In a Nov. 16 memorandum to St. Croix employees, company official Jose Gonzalez stated the performance of the V.I. Island Finance companies is continuing to suffer. "We have lost nearly one-half of our outstanding receivables in the last two years," he said, noting that delinquencies are rising and overhead remains about the same.
Gonzalez also said the statutory cap on interest rates is a severe problem for the company. He told employees that the company is "looking for areas where we can improve our performance and to make the company profitable."
Island Finance is looking at several options including: the consolidation of branches, reducing the number of employees, implementing an incentive plan to try to boost originations, and seeking a change in the law to allow the company to raise its rates and increase income. The rates charged by the small-loan lending companies are regulated by Title 9 of the V.I. Code and compliance is monitored by the Office of the Lt. Governor.
Gonzalez's memo said no final decision has been made on which employees will have to be terminated. "These subjects will be discussed with the union on November 29," he said.
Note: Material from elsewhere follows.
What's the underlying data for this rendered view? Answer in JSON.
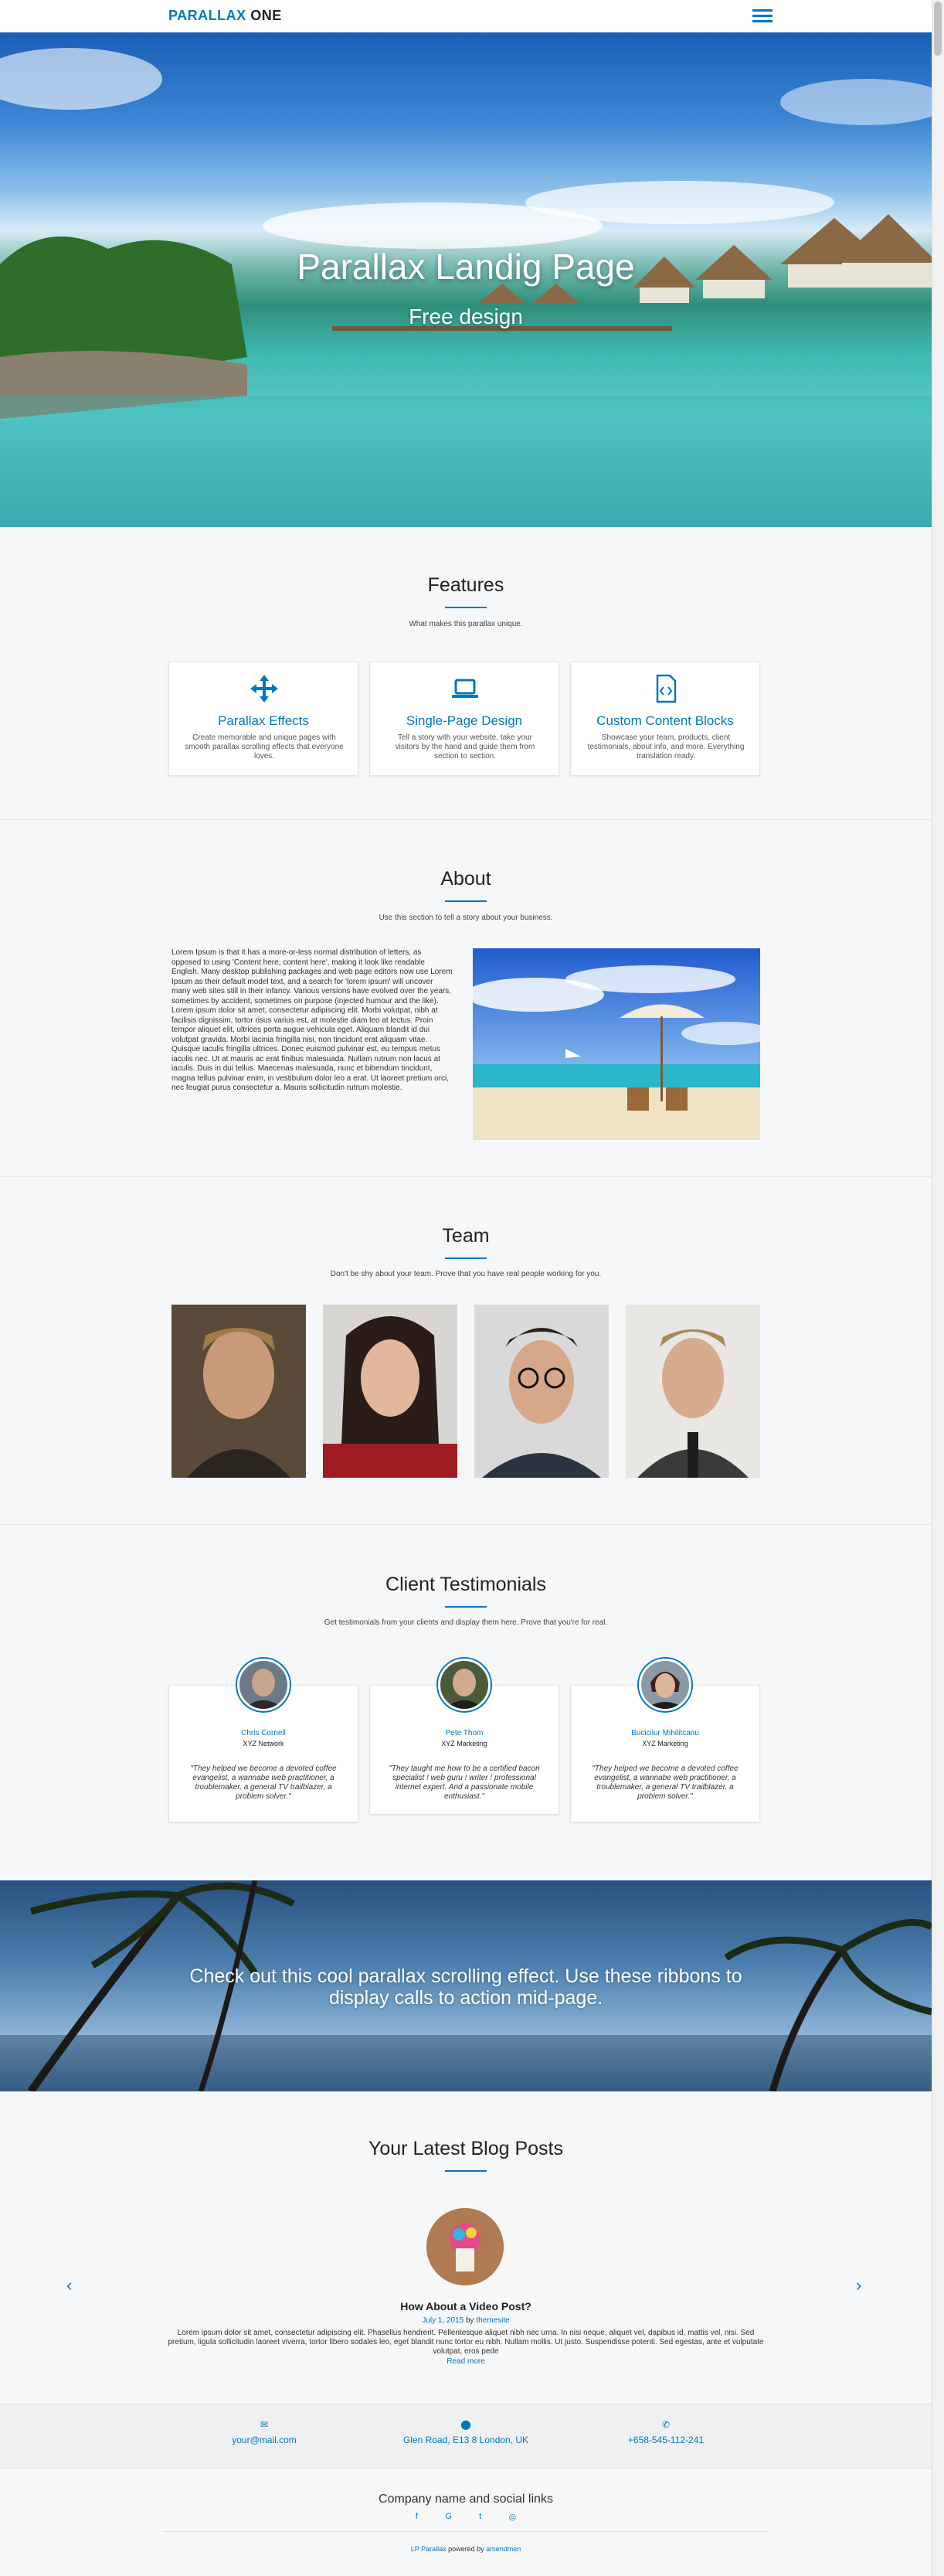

He pointed to poor economic conditions on St. Croix as having brought the company to this point.
"We hope that the employees will work with the company to turn the situation around and enable the company to be profitable in the future," he concluded.
Although the memorandum was not directed to personnel on St. Thomas, Island Finance recently shut down its offices in Nisky Center.
The lending company has offices in St. Thomas, St. Croix, St. Maarten and Aruba.